x Abu Dhabi, UAEThursday 20 July 2017

Egypt's return to more muscular foreign policy

Mohammed Morsi's visit to Iran, after a trip to China, is above all a signal that Egypt wants to reclaim its stature in the Arab world.

The United States is not alone in a strategic tilt towards Asia; the Egyptians are tilting east, too. This reorientation is partly driven by internal politics and partly by external geopolitical realities. But its end result appears to be to turn Egypt back into what it was for so long in the Middle East: the indispensable Arab country.

Fresh from a visit to China, President Mohammed Morsi will today land in Iran, the first Egyptian leader to visit the Islamic Republic since it came into existence in 1979. Both visits are important symbolically and politically. For Egypt, reviving its economy is a priority and China - which has agreed to extend US$200 million (Dh734 million) in credit to Egypt's national bank - will be an important part of that recovery.

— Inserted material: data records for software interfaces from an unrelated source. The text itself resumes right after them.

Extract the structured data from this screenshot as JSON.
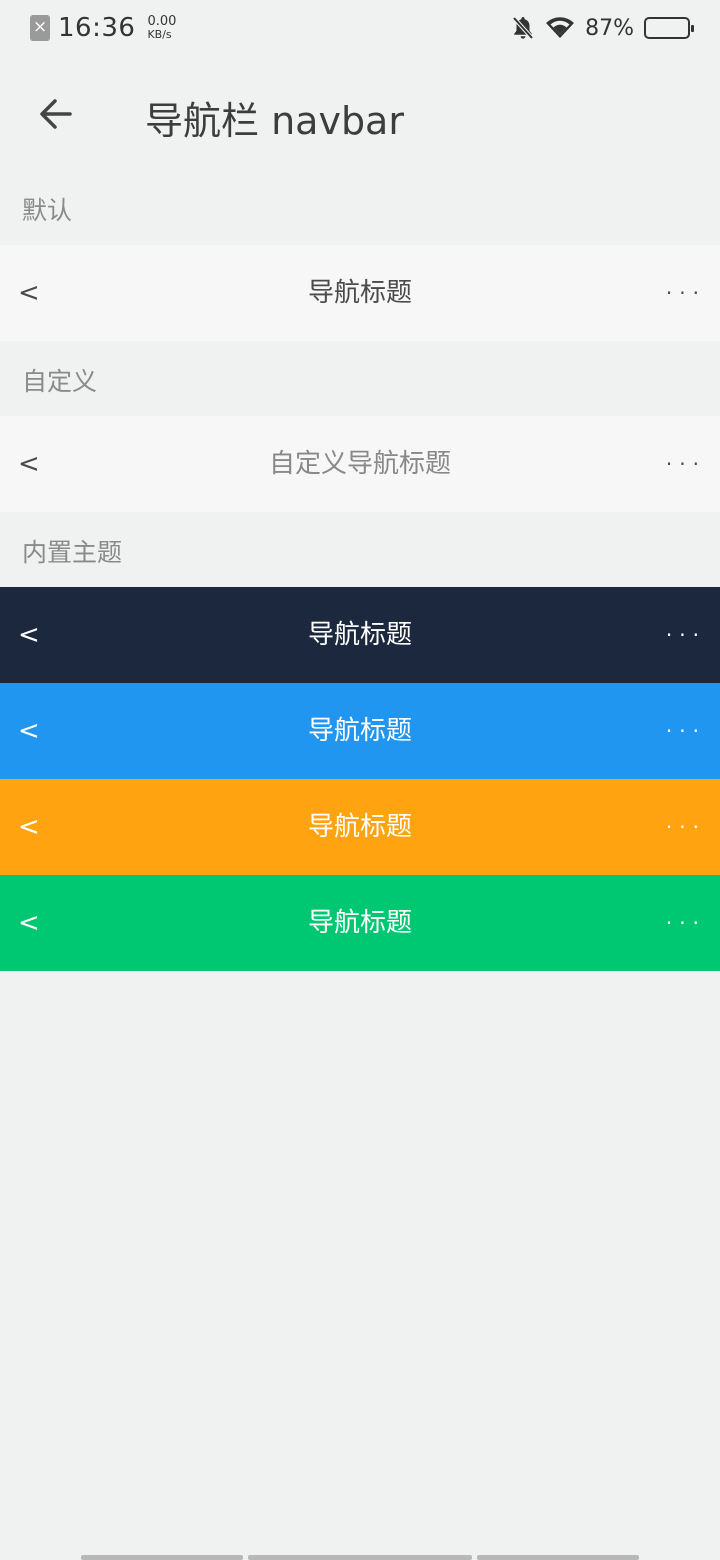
{
  "status_bar": {
    "time": "16:36",
    "speed_value": "0.00",
    "speed_unit": "KB/s",
    "battery_percent": "87%",
    "battery_level": 0.87
  },
  "header": {
    "title": "导航栏 navbar",
    "back_icon": "arrow-left-icon"
  },
  "sections": {
    "default_label": "默认",
    "custom_label": "自定义",
    "themes_label": "内置主题"
  },
  "navbars": {
    "default": {
      "back": "<",
      "title": "导航标题",
      "more": "···"
    },
    "custom": {
      "back": "<",
      "title": "自定义导航标题",
      "more": "···"
    },
    "themes": [
      {
        "back": "<",
        "title": "导航标题",
        "more": "···",
        "color": "#1b283e"
      },
      {
        "back": "<",
        "title": "导航标题",
        "more": "···",
        "color": "#2196f0"
      },
      {
        "back": "<",
        "title": "导航标题",
        "more": "···",
        "color": "#ffa311"
      },
      {
        "back": "<",
        "title": "导航标题",
        "more": "···",
        "color": "#00c872"
      }
    ]
  }
}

But it is the Iranian visit that is being watched with great interest regionally. At a time when Iran's influence on the region is apparent - both in the Syrian conflict and in the long-running dispute over its nuclear programme - Mr Morsi's visit is laden with symbolism. While the Egyptian leader plans to stay in Tehran for only a few hours, that he is visiting at all sends a powerful message.

Egypt remains the only large Arab country that can meet Iran on an equal footing. Iran has influence in Iraq and Syria; its relationship with Saudi Arabia is complicated by religious differences and its brooding presence across the Arabian Gulf. And while Egyptian leaders have domestic challenges to tackle - from unemployment and poverty to economic malaise - Cairo is less susceptible to Iranian threats than many of its neighbours.

Part of the reason for Mr Morsi's globe-trotting is internal Egyptian politics. Only two months into his presidency, Mr Morsi remains largely untested - he has made some bold moves, especially against the military establishment, but there are still question marks over his leadership. By meeting world leaders he is doubtless shoring up his personal standing at home, among Egyptians, the military and the ruling party.

Naturally, Iran has taken the opportunity of Mr Morsi's visit for some empty rhetoric, claiming the attendance of foreign leaders at the Non-Aligned Movement summit is proof of the West's failure to isolate Iran. But make no mistake: Iran is isolated, economically and politically. Rather, Egypt deserves credit for seeking to draw the regional pariah into the diplomatic fold, in spite of US objections.

And yet Mr Morsi's globetrotting is much bigger than Iran: a new Egypt is seeking to regain its place as one of the driving forces in the region. A new approach to foreign policy will be key to this reality.